Kapa haka took center stage at the Tūhoe Festival in Rotorua today.
Over the years it’s become a way of retaining Tūhoe unique culture for its youth which has been encouraged by compulsory items such as ‘Karanga, te whakatū waewae, wero, rau rākau, and mōteatea.
This festival aims is to grow new leaders. Organisers say by performing traditional art forms like the 'Wero' those dreams will be realised.
Tei Nohotima of Tūhoe says, “In Tūhoe, the leader that leads the group, tribe is the one that performs the wero, he has one path objective to lead his people.”
14 teams, all performing the traditional items of the Karanga, Wero, Te Whakatū waewae, rau rākau and the Mōteatea is compulsory but the age of the performer of the Wero and Karanga items must be between 18-30years old.
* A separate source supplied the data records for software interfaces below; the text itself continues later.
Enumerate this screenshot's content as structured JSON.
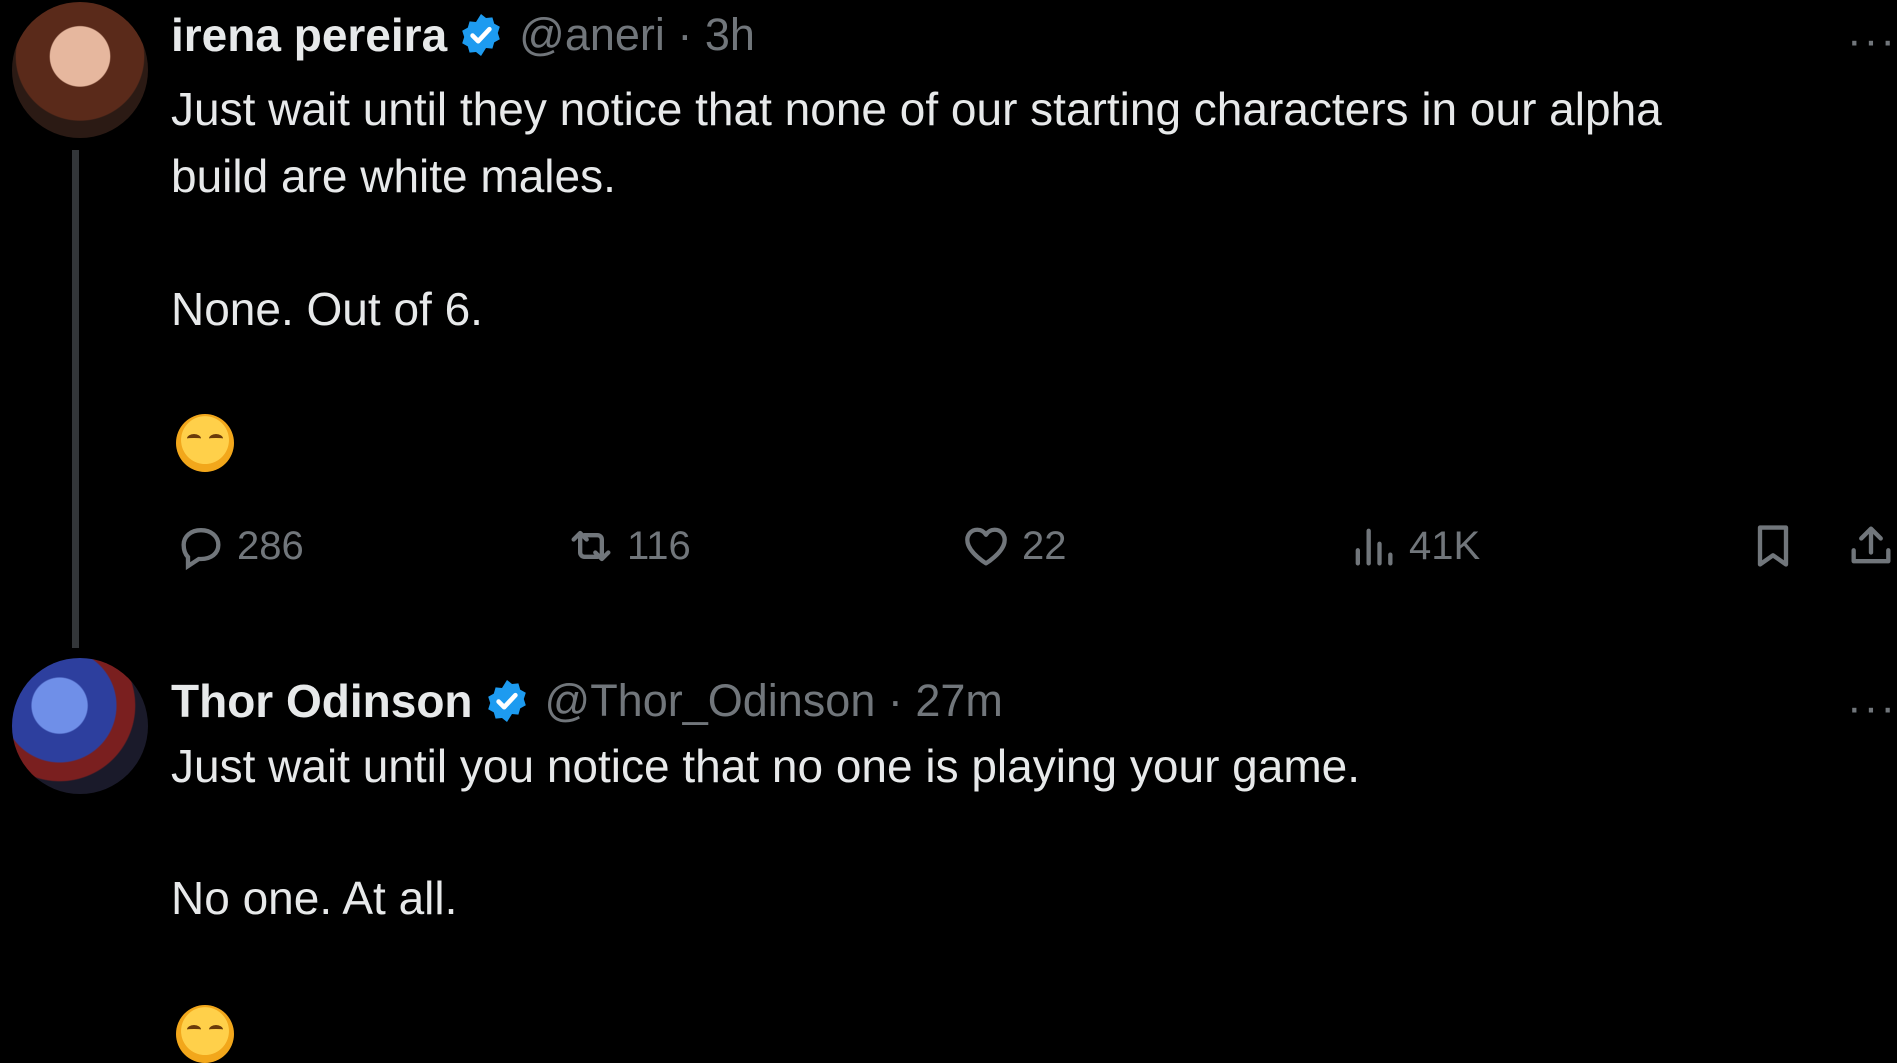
{
  "tweets": [
    {
      "author_name": "irena pereira",
      "handle": "@aneri · 3h",
      "more": "···",
      "line1": "Just wait until they notice that none of our starting characters in our alpha",
      "line2": "build are white males.",
      "line3": "None. Out of 6.",
      "emoji": "😊",
      "actions": {
        "replies": "286",
        "reposts": "116",
        "likes": "22",
        "views": "41K"
      },
      "icons": [
        "reply-icon",
        "repost-icon",
        "like-icon",
        "views-icon",
        "bookmark-icon",
        "share-icon"
      ]
    },
    {
      "author_name": "Thor Odinson",
      "handle": "@Thor_Odinson · 27m",
      "more": "···",
      "line1": "Just wait until you notice that no one is playing your game.",
      "line2": "No one. At all.",
      "emoji": "😊"
    }
  ],
  "colors": {
    "background": "#000000",
    "text": "#e7e9ea",
    "muted": "#71767b",
    "verified": "#1d9bf0",
    "thread_line": "#333639"
  }
}
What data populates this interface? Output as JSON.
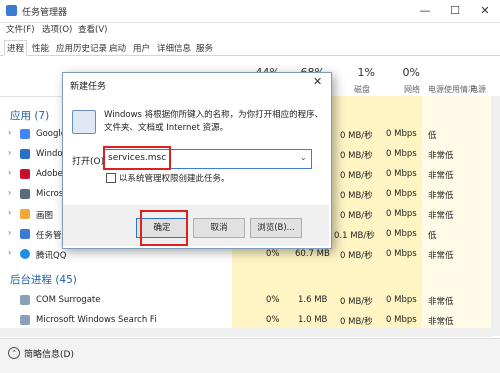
{
  "window": {
    "title": "任务管理器",
    "minimize": "—",
    "maximize": "☐",
    "close": "✕"
  },
  "menu": [
    "文件(F)",
    "选项(O)",
    "查看(V)"
  ],
  "tabs": [
    "进程",
    "性能",
    "应用历史记录",
    "启动",
    "用户",
    "详细信息",
    "服务"
  ],
  "columns": {
    "cpu_pct": "44%",
    "mem_pct": "68%",
    "disk_pct": "1%",
    "net_pct": "0%",
    "disk_label": "磁盘",
    "net_label": "网络",
    "power_label": "电源使用情况",
    "power_trend_label": "电源使用情况"
  },
  "sections": {
    "apps": "应用 (7)",
    "background": "后台进程 (45)"
  },
  "apps": [
    {
      "name": "Google",
      "disk": "0 MB/秒",
      "net": "0 Mbps",
      "power": "低",
      "color": "#4285f4"
    },
    {
      "name": "Window",
      "disk": "0 MB/秒",
      "net": "0 Mbps",
      "power": "非常低",
      "color": "#2b6fc9"
    },
    {
      "name": "Adobe",
      "disk": "0 MB/秒",
      "net": "0 Mbps",
      "power": "非常低",
      "color": "#c8102e"
    },
    {
      "name": "Micros",
      "disk": "0 MB/秒",
      "net": "0 Mbps",
      "power": "非常低",
      "color": "#5a6b7c"
    },
    {
      "name": "画图",
      "disk": "0 MB/秒",
      "net": "0 Mbps",
      "power": "非常低",
      "color": "#f2a93b"
    },
    {
      "name": "任务管",
      "disk": "0.1 MB/秒",
      "net": "0 Mbps",
      "power": "低",
      "color": "#3a7bd5"
    },
    {
      "name": "腾讯QQ",
      "cpu": "0%",
      "mem": "60.7 MB",
      "disk": "0 MB/秒",
      "net": "0 Mbps",
      "power": "非常低",
      "color": "#1a8fe3"
    }
  ],
  "background": [
    {
      "name": "COM Surrogate",
      "cpu": "0%",
      "mem": "1.6 MB",
      "disk": "0 MB/秒",
      "net": "0 Mbps",
      "power": "非常低"
    },
    {
      "name": "Microsoft Windows Search Fi",
      "cpu": "0%",
      "mem": "1.0 MB",
      "disk": "0 MB/秒",
      "net": "0 Mbps",
      "power": "非常低"
    }
  ],
  "footer": {
    "less_details": "简略信息(D)"
  },
  "dialog": {
    "title": "新建任务",
    "close": "✕",
    "line1": "Windows 将根据你所键入的名称，为你打开相应的程序、",
    "line2": "文件夹、文档或 Internet 资源。",
    "open_label": "打开(O):",
    "open_value": "services.msc",
    "admin_label": "以系统管理权限创建此任务。",
    "ok": "确定",
    "cancel": "取消",
    "browse": "浏览(B)..."
  }
}
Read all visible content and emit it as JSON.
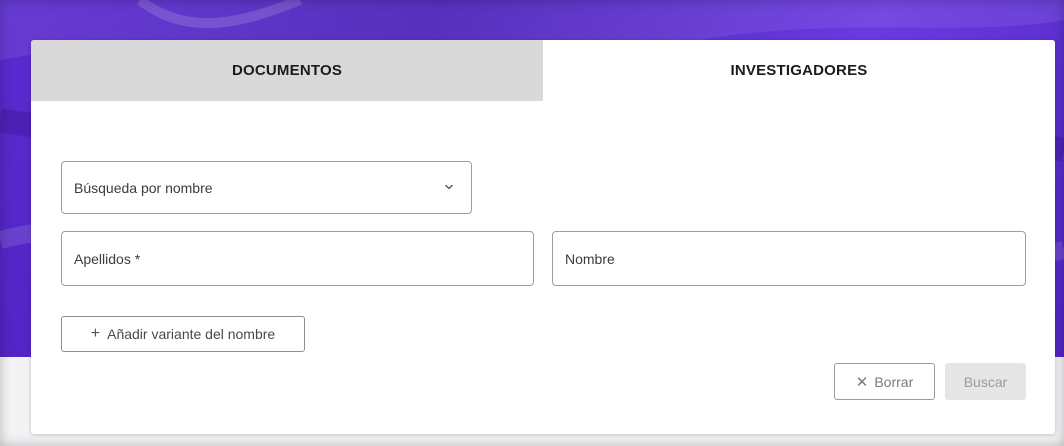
{
  "tabs": [
    {
      "label": "DOCUMENTOS",
      "active": false
    },
    {
      "label": "INVESTIGADORES",
      "active": true
    }
  ],
  "form": {
    "search_by_name_label": "Búsqueda por nombre",
    "surname_label": "Apellidos *",
    "name_label": "Nombre",
    "add_variant_label": "Añadir variante del nombre"
  },
  "actions": {
    "clear_label": "Borrar",
    "search_label": "Buscar"
  },
  "icons": {
    "select_arrow": "chevron-down-icon",
    "add": "plus-icon",
    "clear": "close-icon"
  },
  "colors": {
    "background_accent": "#5b2bd1",
    "inactive_tab": "#d9d9d9",
    "disabled_button": "#e6e6e6"
  }
}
Tūhoe elder Himaima Kingi says, “The young performers are doing so well to retain their Tūhoetanga, say the correct words in their karanga, I'm very impressed and happy that they are performing these traditional items.”
This is the longest running tribal festival in NZ but what makes this event unique is the retention of these traditional items.
Ngatai Rangihau also says, “No matter where you go you have to take your traditional practices with you for Tūhoe this is important we spoke to the elders of this place and they supported our concept regarding our traditional practices.”
The team that wins the traditional items takes out the competition.